“How long ago did he pass away?”
“It'll be a year next month. Been hard on my mom. I moved back in with her; my brother didn’t want her to be lonely, but he lives across the country. That's why he got so pissed when I screwed up Valentine's Day. I thought he was taking care of the flowers, but it turned out I was supposed to order them.”
Castiel stilled around a mouthful of coffee. He swallowed. “Those were for your mother.”
“Yeah, I get her flowers every week...” Dean sat back with a funny look on his face. “You thought I was seeing someone?”
“It's not uncommon in this line of work. I’ve learned part of my job is discretion.”
Dean’s expression was dark. “So, you think I’m the kinda guy who sends flowers to someone while I’m fucking someone else?”
“I knew you sent roses to someone on Valentine's Day. I knew we were drunk—”
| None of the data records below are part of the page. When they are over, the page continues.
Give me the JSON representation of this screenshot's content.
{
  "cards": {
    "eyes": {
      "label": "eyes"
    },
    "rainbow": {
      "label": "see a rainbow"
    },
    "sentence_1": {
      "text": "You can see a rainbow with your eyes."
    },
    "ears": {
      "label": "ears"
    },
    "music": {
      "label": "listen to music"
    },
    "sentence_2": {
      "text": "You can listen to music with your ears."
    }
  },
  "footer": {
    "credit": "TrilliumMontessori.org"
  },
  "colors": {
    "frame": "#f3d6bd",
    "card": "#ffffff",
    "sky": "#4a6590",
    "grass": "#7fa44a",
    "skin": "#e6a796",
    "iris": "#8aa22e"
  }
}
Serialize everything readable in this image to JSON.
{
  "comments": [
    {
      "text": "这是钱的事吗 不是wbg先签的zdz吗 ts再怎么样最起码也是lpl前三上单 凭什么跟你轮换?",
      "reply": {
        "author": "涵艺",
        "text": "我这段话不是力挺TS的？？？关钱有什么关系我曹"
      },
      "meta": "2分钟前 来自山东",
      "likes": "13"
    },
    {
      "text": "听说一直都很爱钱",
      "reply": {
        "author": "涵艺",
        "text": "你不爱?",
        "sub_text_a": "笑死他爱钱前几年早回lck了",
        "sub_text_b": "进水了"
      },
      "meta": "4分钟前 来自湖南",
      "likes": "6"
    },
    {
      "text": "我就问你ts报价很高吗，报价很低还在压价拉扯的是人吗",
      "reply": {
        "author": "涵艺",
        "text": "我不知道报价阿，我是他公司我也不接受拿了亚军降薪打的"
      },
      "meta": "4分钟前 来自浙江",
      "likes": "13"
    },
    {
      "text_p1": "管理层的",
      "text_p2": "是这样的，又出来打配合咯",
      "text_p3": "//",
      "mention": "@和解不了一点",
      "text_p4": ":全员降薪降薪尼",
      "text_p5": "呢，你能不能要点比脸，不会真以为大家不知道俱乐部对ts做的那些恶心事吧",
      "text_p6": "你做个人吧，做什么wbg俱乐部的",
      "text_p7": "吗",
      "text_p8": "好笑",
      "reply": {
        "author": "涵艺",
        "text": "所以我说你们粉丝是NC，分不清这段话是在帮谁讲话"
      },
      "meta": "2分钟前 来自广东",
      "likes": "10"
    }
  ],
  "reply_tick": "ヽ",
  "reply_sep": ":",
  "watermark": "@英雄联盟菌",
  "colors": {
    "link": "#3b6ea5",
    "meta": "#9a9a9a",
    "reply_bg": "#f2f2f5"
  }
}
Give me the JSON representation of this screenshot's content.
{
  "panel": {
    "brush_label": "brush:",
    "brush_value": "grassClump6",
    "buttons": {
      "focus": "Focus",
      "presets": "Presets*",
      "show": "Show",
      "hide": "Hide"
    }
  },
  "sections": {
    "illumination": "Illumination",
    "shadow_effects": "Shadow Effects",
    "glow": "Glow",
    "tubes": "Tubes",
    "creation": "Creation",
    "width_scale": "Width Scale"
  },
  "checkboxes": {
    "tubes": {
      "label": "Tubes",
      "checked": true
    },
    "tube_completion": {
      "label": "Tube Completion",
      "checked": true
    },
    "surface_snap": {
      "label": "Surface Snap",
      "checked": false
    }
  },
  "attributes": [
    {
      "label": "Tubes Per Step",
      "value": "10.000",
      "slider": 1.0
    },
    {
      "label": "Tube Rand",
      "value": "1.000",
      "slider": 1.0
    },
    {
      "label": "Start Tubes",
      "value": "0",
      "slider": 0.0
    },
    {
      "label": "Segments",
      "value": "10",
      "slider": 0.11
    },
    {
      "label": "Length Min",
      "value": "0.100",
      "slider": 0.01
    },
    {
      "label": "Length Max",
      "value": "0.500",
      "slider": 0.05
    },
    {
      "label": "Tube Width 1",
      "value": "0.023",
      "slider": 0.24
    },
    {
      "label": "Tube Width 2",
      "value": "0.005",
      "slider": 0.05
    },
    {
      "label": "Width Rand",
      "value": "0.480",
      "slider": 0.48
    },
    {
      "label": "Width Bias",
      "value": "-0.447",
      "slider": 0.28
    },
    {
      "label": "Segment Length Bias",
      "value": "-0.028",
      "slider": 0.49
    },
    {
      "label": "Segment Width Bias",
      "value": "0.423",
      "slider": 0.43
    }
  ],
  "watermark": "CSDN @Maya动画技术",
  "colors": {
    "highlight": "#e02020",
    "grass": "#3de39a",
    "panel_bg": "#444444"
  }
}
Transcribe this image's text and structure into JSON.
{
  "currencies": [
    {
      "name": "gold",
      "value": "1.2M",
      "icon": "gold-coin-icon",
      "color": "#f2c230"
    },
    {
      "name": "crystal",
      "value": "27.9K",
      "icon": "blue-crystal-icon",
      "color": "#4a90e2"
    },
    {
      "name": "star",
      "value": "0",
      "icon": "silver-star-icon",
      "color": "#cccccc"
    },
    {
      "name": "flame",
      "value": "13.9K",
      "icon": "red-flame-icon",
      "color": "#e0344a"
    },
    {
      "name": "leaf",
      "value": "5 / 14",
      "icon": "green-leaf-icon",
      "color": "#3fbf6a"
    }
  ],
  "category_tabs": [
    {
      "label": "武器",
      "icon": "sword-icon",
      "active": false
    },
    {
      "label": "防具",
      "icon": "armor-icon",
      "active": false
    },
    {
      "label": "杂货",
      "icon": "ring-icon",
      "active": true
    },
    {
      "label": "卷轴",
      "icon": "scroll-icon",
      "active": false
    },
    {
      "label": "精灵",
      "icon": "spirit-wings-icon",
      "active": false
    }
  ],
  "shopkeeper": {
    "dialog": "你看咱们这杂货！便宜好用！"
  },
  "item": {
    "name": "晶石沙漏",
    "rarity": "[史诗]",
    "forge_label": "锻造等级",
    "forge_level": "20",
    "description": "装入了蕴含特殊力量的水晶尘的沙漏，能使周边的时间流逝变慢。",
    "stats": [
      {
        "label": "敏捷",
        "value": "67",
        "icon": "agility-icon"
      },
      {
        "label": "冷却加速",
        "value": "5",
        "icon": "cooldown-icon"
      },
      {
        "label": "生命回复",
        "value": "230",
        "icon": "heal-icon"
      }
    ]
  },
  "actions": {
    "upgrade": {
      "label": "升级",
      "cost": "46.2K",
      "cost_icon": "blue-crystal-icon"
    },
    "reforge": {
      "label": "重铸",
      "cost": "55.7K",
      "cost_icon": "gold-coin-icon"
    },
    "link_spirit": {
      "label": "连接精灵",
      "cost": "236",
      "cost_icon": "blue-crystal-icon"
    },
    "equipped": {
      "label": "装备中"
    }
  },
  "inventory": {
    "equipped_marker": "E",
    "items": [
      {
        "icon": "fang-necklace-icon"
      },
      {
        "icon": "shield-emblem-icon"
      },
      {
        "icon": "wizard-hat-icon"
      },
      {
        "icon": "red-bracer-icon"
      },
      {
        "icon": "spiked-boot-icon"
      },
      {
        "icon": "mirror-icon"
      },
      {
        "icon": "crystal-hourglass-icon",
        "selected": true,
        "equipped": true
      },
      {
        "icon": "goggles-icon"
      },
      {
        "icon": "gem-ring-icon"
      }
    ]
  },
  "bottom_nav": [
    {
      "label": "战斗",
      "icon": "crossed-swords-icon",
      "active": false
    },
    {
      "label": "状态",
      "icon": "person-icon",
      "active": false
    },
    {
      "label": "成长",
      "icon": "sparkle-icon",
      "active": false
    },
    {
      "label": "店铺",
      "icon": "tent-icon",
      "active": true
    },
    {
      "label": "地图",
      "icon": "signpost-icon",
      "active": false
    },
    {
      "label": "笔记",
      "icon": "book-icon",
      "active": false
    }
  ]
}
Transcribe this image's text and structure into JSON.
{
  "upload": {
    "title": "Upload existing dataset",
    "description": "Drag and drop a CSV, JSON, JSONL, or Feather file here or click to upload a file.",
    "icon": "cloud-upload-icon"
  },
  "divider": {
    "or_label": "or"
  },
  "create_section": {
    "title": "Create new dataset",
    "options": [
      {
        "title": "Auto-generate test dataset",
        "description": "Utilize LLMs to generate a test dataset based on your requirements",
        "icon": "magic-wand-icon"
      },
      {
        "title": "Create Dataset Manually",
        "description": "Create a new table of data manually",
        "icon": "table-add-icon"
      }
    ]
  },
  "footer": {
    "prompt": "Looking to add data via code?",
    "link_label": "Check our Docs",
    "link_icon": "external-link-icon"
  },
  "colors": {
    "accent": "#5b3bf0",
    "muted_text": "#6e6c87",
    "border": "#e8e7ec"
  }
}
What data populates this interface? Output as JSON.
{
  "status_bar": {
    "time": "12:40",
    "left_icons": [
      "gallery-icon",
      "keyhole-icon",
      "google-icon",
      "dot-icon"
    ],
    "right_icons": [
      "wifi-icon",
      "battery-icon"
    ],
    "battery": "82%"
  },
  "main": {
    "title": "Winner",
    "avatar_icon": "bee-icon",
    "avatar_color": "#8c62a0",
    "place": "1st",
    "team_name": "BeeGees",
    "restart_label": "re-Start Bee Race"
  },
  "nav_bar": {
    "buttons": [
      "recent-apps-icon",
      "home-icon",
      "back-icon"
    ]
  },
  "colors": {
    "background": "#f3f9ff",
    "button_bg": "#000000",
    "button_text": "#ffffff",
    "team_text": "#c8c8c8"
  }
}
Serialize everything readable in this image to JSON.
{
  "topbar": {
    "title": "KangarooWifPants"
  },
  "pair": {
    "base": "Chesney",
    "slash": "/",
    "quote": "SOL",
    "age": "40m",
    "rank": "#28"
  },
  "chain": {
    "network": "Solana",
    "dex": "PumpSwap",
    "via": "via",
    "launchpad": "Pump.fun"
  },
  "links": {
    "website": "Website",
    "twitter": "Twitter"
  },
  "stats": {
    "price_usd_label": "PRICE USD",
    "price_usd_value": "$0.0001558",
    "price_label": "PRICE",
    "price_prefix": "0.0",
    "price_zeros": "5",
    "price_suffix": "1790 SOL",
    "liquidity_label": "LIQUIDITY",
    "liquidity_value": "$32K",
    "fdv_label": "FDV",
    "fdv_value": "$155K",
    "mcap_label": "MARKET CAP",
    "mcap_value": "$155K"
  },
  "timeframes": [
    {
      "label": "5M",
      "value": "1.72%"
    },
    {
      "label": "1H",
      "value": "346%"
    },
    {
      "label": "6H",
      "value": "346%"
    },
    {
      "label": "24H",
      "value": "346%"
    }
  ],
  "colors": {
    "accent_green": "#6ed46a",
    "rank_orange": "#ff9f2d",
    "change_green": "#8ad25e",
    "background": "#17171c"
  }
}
“Didn't stop you from taking me home.”
Castiel hung his head. “No, it didn't.”
“Is that the reason you said you regretted it? Cause you thought I had someone at home?”
“Yes,” Castiel said.
“It’s not ‘cause you’re Narnia-deep in the closet or because of the type of work I do?”
“What? No, of course not.”
“I looked you up. Fancy law degree—my brother’s an attorney. It’s good money. The hell are you doing in this town?”
Castiel shrugged. “It was this or jump off a thirty-story building. I decided selling flowers was preferable to suicide.”
Dean was quiet for a minute. “You still feel like that?”
“No,” Castiel said.
“Okay. How ‘bout we start over,” Dean said. “You want to grab dinner?”
“I defrosted chicken this morning.” Castiel looked over his shoulder at the refrigerator and realized Dean could interpret his words as a rejection. “We never watched that movie,” he added.
In the morning, Alfie delivered an impressive bouquet to Mary Winchester on Briarwood Drive, and Castiel brought Dean coffee in bed. He took the day off.